THE DATA:
* * *

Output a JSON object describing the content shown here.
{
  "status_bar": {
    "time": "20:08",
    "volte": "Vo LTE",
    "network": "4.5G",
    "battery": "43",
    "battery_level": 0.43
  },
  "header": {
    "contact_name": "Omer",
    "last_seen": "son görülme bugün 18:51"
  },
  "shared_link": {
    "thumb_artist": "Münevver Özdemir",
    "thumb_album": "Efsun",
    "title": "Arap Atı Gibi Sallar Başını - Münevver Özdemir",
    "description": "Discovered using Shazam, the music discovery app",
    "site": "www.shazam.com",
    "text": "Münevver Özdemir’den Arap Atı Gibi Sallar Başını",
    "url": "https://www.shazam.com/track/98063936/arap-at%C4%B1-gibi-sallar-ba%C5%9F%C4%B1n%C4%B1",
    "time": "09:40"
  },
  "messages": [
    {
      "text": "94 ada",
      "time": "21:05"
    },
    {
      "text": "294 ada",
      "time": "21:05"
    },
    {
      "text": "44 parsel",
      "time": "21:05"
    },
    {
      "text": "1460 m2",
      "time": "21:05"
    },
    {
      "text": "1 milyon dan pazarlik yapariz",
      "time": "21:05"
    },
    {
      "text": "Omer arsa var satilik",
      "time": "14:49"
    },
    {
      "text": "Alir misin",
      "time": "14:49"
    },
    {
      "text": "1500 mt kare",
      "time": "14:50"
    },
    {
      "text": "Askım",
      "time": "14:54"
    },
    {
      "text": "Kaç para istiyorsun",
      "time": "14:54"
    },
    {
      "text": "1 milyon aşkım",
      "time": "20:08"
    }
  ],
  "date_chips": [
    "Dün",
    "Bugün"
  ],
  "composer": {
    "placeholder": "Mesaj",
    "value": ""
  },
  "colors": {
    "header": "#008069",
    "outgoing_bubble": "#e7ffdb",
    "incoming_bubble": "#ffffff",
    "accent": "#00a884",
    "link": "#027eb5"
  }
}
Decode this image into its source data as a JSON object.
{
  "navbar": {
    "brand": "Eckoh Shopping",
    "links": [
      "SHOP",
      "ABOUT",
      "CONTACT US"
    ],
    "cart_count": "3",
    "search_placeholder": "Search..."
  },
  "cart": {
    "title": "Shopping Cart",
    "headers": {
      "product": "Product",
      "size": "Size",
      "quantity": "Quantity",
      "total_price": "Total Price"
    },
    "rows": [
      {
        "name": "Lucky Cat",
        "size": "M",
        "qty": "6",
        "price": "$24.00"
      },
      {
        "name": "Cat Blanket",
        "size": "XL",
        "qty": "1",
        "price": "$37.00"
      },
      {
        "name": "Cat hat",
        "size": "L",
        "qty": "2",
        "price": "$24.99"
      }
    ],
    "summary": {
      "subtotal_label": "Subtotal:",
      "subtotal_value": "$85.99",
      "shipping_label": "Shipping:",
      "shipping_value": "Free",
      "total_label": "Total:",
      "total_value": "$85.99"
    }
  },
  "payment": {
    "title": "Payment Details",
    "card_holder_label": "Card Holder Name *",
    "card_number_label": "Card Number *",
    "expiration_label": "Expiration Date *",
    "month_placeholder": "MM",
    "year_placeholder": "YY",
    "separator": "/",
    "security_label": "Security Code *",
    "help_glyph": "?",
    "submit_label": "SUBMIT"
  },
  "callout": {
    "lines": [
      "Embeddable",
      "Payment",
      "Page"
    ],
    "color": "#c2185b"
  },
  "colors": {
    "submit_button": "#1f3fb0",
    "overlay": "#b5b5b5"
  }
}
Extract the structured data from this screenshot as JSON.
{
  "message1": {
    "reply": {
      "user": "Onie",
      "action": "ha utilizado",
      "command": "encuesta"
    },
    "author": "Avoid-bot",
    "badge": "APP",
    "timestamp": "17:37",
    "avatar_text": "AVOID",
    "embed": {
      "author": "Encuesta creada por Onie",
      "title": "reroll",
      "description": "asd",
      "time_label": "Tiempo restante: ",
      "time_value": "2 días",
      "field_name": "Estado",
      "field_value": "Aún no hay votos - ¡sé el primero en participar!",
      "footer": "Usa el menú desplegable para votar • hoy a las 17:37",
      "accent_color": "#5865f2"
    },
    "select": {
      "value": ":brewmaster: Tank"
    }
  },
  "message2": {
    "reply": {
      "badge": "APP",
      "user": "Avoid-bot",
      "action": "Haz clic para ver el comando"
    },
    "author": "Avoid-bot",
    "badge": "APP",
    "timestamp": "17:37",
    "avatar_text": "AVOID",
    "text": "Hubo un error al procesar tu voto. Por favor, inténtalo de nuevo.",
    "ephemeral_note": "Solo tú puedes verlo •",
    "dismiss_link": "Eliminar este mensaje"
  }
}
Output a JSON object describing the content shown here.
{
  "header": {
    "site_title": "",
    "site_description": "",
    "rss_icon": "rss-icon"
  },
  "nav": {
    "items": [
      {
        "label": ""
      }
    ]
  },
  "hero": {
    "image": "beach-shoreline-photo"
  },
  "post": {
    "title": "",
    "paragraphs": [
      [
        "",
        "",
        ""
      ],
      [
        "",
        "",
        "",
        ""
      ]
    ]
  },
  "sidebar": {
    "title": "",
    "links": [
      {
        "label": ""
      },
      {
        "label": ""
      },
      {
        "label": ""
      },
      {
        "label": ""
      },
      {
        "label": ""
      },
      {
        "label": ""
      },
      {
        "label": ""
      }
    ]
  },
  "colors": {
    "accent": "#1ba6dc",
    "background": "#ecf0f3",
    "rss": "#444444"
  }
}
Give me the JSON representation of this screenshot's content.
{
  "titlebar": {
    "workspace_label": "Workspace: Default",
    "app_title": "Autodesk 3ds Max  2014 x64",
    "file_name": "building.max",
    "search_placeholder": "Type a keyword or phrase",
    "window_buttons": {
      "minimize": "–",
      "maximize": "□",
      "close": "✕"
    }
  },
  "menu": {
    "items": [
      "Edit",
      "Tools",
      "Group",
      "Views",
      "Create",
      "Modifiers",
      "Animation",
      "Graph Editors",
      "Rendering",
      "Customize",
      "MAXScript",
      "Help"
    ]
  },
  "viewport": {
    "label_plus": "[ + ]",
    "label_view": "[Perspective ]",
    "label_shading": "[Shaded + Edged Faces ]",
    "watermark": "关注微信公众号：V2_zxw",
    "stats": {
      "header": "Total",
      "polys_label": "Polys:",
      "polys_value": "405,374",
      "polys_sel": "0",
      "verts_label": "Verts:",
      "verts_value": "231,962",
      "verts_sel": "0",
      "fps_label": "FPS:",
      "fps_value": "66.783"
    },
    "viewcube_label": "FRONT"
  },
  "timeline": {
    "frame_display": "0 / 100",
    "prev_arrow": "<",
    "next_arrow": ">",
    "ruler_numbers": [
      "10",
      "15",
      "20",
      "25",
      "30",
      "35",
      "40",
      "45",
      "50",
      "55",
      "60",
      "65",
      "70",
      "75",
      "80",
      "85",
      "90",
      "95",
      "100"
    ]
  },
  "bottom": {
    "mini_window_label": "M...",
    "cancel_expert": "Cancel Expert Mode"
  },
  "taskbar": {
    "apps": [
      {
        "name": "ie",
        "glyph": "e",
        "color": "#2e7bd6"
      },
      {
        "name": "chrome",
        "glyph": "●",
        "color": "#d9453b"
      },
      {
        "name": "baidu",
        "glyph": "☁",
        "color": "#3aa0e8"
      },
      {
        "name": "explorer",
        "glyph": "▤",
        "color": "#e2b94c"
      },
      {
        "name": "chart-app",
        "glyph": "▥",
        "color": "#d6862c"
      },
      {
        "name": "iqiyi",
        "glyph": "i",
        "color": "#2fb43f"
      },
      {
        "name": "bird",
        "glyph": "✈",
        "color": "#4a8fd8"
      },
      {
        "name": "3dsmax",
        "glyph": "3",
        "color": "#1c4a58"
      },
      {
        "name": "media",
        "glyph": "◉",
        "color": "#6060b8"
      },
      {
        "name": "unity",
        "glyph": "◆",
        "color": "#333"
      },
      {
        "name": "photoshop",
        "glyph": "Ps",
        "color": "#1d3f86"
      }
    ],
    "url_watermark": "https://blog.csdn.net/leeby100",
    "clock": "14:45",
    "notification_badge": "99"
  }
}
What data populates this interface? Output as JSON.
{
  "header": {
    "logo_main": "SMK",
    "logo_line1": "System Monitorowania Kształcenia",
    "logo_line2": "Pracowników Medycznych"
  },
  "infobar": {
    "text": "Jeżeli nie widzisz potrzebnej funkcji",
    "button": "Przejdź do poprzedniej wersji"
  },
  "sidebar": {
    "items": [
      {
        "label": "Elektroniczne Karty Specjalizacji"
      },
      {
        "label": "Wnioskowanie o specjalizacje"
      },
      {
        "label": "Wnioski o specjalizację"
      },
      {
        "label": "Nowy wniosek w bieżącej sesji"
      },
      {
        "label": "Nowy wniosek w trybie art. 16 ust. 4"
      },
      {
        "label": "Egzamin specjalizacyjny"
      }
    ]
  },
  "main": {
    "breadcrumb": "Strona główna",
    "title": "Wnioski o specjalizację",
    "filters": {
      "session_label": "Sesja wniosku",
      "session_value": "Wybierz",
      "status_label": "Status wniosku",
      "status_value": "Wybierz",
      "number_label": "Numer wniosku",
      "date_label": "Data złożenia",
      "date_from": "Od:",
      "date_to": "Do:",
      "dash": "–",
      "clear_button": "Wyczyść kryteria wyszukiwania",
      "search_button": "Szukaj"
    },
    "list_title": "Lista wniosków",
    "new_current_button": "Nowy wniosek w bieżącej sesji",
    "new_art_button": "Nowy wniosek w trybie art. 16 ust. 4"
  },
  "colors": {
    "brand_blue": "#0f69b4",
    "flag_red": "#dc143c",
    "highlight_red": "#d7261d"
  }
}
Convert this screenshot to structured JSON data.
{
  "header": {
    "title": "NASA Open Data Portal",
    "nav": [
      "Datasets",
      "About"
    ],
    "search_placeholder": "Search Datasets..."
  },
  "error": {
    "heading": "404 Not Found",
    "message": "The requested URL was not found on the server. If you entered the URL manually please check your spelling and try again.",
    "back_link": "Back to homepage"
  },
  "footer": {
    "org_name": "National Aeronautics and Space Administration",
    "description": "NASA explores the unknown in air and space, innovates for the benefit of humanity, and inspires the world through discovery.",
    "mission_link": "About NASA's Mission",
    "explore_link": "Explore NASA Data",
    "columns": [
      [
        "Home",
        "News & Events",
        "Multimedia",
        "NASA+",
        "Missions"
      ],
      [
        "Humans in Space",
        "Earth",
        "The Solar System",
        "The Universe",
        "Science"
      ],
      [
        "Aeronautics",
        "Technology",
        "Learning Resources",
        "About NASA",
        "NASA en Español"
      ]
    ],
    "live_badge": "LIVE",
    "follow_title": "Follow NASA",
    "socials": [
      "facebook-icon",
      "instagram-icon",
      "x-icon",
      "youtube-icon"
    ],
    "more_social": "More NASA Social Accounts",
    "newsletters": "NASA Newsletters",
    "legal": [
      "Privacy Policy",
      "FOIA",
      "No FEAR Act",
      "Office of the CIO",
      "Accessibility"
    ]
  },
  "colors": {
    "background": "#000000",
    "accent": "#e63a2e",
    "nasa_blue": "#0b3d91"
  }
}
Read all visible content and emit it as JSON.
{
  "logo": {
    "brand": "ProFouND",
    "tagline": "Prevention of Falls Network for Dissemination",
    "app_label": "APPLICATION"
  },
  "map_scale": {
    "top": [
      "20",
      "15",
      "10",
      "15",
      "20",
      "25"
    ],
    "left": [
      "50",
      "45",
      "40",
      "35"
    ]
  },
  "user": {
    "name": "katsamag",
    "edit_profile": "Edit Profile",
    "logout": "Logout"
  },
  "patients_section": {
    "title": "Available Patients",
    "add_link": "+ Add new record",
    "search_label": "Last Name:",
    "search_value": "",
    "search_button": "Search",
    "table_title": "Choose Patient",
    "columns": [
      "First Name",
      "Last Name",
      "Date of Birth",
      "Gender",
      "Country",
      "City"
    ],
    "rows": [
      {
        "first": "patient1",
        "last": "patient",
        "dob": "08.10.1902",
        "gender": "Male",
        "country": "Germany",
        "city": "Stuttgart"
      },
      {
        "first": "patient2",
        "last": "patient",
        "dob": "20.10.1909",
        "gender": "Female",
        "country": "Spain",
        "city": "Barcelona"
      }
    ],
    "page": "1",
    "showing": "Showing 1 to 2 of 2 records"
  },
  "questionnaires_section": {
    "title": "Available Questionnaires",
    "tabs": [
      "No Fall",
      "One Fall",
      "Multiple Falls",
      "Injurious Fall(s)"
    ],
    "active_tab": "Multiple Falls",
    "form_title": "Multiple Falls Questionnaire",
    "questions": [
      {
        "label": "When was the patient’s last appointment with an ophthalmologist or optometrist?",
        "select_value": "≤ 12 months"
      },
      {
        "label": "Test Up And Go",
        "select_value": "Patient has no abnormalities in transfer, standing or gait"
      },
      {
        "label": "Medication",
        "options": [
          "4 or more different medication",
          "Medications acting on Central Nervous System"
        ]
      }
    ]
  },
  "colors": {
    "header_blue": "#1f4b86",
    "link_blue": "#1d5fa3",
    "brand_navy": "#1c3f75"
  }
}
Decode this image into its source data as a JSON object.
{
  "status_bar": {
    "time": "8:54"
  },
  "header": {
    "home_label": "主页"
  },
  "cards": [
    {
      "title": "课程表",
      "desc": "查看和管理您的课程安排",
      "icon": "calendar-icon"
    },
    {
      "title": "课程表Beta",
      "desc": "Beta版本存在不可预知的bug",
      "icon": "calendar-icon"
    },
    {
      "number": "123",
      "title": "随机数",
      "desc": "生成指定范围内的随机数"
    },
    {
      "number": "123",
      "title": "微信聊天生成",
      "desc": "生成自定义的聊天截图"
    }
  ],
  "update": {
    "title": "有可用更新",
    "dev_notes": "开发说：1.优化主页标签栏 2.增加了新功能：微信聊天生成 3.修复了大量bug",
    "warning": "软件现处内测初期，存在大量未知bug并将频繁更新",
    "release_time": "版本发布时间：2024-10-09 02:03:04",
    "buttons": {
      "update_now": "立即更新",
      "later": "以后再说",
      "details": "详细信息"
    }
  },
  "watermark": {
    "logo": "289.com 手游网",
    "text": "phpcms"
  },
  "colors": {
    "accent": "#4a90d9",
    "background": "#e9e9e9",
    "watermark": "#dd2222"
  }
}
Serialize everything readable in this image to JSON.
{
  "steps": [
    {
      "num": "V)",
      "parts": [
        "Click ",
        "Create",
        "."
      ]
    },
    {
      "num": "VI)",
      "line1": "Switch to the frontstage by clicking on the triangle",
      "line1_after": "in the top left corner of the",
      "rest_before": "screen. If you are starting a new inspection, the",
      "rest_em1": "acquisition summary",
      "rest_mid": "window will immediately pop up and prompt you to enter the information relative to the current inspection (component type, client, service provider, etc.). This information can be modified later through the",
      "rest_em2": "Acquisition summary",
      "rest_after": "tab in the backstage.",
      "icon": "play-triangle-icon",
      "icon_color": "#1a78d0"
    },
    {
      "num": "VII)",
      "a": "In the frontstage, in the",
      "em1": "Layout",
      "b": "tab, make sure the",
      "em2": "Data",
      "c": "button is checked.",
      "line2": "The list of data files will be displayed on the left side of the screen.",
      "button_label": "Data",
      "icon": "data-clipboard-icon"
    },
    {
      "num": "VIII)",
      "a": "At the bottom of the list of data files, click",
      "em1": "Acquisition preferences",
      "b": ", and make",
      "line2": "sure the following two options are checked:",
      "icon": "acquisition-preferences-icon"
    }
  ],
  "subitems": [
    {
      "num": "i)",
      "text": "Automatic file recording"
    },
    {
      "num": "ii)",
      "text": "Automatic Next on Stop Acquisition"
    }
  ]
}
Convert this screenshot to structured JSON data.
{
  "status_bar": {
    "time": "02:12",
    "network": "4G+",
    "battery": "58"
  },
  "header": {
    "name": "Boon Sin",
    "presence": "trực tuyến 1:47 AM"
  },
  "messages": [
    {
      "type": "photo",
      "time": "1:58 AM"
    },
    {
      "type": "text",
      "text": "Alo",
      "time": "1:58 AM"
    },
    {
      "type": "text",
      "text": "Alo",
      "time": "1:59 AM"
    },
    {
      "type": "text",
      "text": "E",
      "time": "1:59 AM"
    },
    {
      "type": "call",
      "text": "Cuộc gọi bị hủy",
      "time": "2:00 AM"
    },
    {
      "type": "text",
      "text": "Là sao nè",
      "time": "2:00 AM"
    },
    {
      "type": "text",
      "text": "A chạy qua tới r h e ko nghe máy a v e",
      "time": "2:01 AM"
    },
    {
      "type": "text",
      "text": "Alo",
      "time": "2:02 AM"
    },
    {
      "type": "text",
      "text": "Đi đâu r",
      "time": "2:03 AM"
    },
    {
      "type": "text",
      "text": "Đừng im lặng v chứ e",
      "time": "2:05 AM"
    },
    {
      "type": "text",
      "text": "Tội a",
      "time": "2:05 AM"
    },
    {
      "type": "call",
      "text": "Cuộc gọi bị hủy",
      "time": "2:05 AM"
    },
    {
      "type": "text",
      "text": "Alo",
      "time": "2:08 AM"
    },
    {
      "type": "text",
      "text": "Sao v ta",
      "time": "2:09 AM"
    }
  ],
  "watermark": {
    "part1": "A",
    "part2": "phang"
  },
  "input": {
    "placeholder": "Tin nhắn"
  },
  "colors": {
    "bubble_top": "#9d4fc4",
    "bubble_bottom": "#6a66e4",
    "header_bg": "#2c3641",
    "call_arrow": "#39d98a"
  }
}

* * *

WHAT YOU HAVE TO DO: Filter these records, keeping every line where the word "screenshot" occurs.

SOLUTION TO THE PROBLEM:
Extract the structured data from this screenshot as JSON.
Give me the JSON representation of this screenshot's content.
Convert this screenshot to structured JSON data.
Convert this screenshot to structured JSON data.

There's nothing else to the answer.